For five years, Dalton Smith’s focus has been only on the Olympics but events have prompted a change of plan and he’s taking the plunge into the professional ranks.
“My focus was to go to Tokyo, represent my country there and win a medal. A couple of things then happened which led me to go pro now. AIBA has changed the amateur weights, taking out two male weight categories. I’m a big light-welterweight and the new categories meant having to be down an extra kilo. It may not sound like much but it’s a lot when you have to make weight every day. I was also getting a lot of hand injuries and the protection in the amateurs didn’t suit me. I’ve done the World Series Boxing with professional wrapping and gloves and I’ve come out fine.”

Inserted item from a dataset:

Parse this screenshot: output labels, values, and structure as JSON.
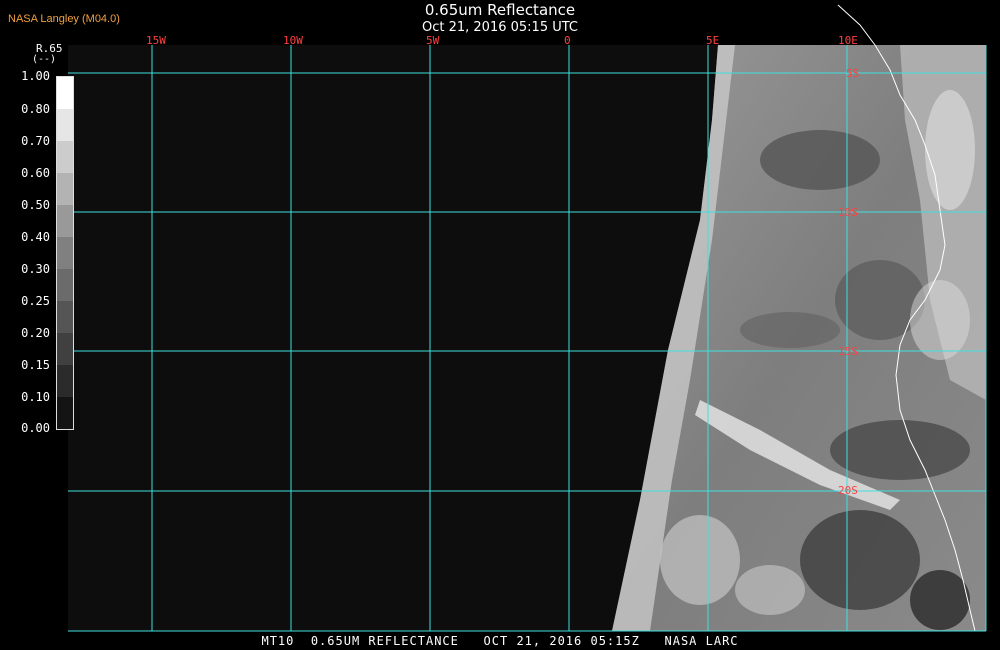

As an amateur, Smith won every age group national title so the excitement about his prospects is understandable. At just twenty-two years of age, he knows time is on his side and is happy to be patient.
“I’m in no rush. I want to get the right fights at the right time and I’ll be happy as long as I’m learning. I’m not going to go around calling out world champions! I’ve got a good team around me and I’ll listen to their advice. I want to be active this year and maybe fight for the English title early next year. I know Sam O’Maison (English Super Lightweight Champion) very well and have done a lot of sparring with him so if he’s still got the title next year, that’s a fight that could work. We’re both Sheffield fighters.”

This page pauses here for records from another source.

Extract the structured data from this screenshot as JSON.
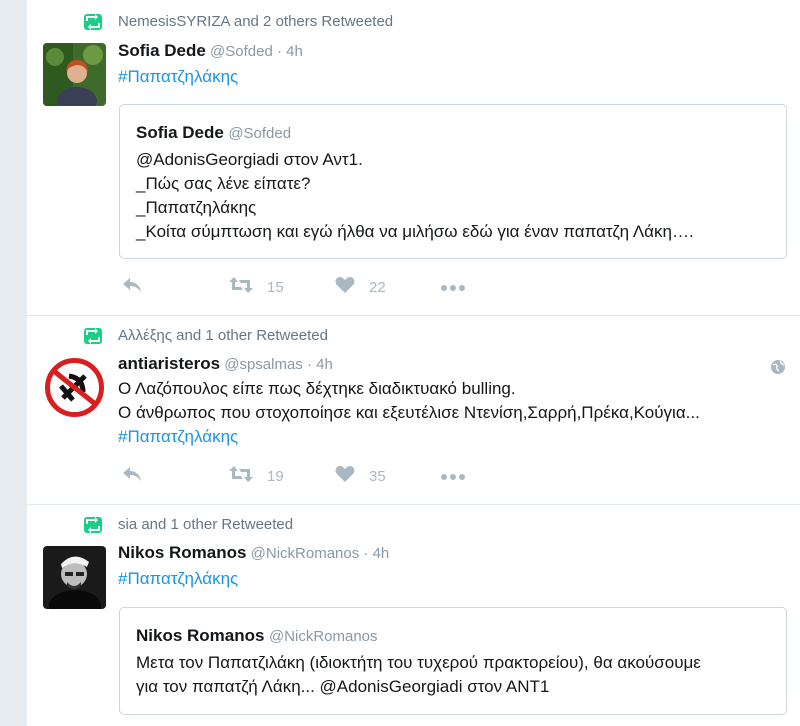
{
  "tweets": [
    {
      "retweet_context": "NemesisSYRIZA and 2 others Retweeted",
      "fullname": "Sofia Dede",
      "handle": "@Sofded",
      "time": "4h",
      "text_lines": [
        "#Παπατζηλάκης"
      ],
      "quote": {
        "fullname": "Sofia Dede",
        "handle": "@Sofded",
        "lines": [
          "@AdonisGeorgiadi στον Αντ1.",
          "_Πώς σας λένε είπατε?",
          "_Παπατζηλάκης",
          "_Κοίτα σύμπτωση και εγώ ήλθα να μιλήσω εδώ  για έναν παπατζη Λάκη…."
        ]
      },
      "retweets": "15",
      "likes": "22"
    },
    {
      "retweet_context": "Αλλέξης and 1 other Retweeted",
      "fullname": "antiaristeros",
      "handle": "@spsalmas",
      "time": "4h",
      "text_lines": [
        "Ο Λαζόπουλος είπε πως δέχτηκε διαδικτυακό bulling.",
        "Ο άνθρωπος που στοχοποίησε και εξευτέλισε Ντενίση,Σαρρή,Πρέκα,Κούγια...",
        "#Παπατζηλάκης"
      ],
      "retweets": "19",
      "likes": "35"
    },
    {
      "retweet_context": "sia and 1 other Retweeted",
      "fullname": "Nikos Romanos",
      "handle": "@NickRomanos",
      "time": "4h",
      "text_lines": [
        "#Παπατζηλάκης"
      ],
      "quote": {
        "fullname": "Nikos Romanos",
        "handle": "@NickRomanos",
        "lines": [
          "Μετα τον Παπατζιλάκη (ιδιοκτήτη του τυχερού πρακτορείου), θα ακούσουμε",
          "για τον παπατζή Λάκη... @AdonisGeorgiadi στον ΑΝΤ1"
        ]
      }
    }
  ],
  "separator": "·",
  "icons": {
    "retweet_badge": "retweet-icon",
    "reply": "reply-icon",
    "retweet": "retweet-icon",
    "like": "heart-icon",
    "more": "more-dots-icon",
    "globe": "globe-icon"
  },
  "colors": {
    "hashtag": "#1b95e0",
    "retweet_badge": "#19cf86",
    "action_gray": "#aab8c2",
    "meta_gray": "#657786"
  }
}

Smith knows his boxing history and wants to take his place in the Steel City’s proud boxing tradition.
“Sheffield has produced a lot of champions: Prince Naseem, Johnny Nelson, Kell Brook, Ryan Rhodes. I want to be one of those names.”
His long list of role models goes far beyond his hometown and is the result of long hours spent watching fights while in camp.
“I try to learn from all fighters and pick up different bits. Lomachenko is very special, very few can do what he does. My favourite fighter is Canelo Alvarez. I’d like to think my style is similar: we’re both mid-range counter-punchers. I also loved watching Joe Calzaghe, with his hand speed, and, like me, he was coached by his dad.”
It’s easy to understand why Dalton relates to the Joe/Enzo link: his own close relationship with his father and coach Grant is a foundation of his success. He talks humbly about how fortunate he has been to have that close fatherly support and how it got him through the “moments as a teenager where you think do I really want to do this?”. He talks with pride about the shared joy of his first schoolboy title: “it was very emotional for me and my dad.”
Asked why fans should be excited to watch him, he instead speaks passionately about how important it is for fans to get behind all upcoming fighters (“it’s really hard without that support”). A selfless and thoughtful answer from a fighter with both the mindset and the skills to make his mark.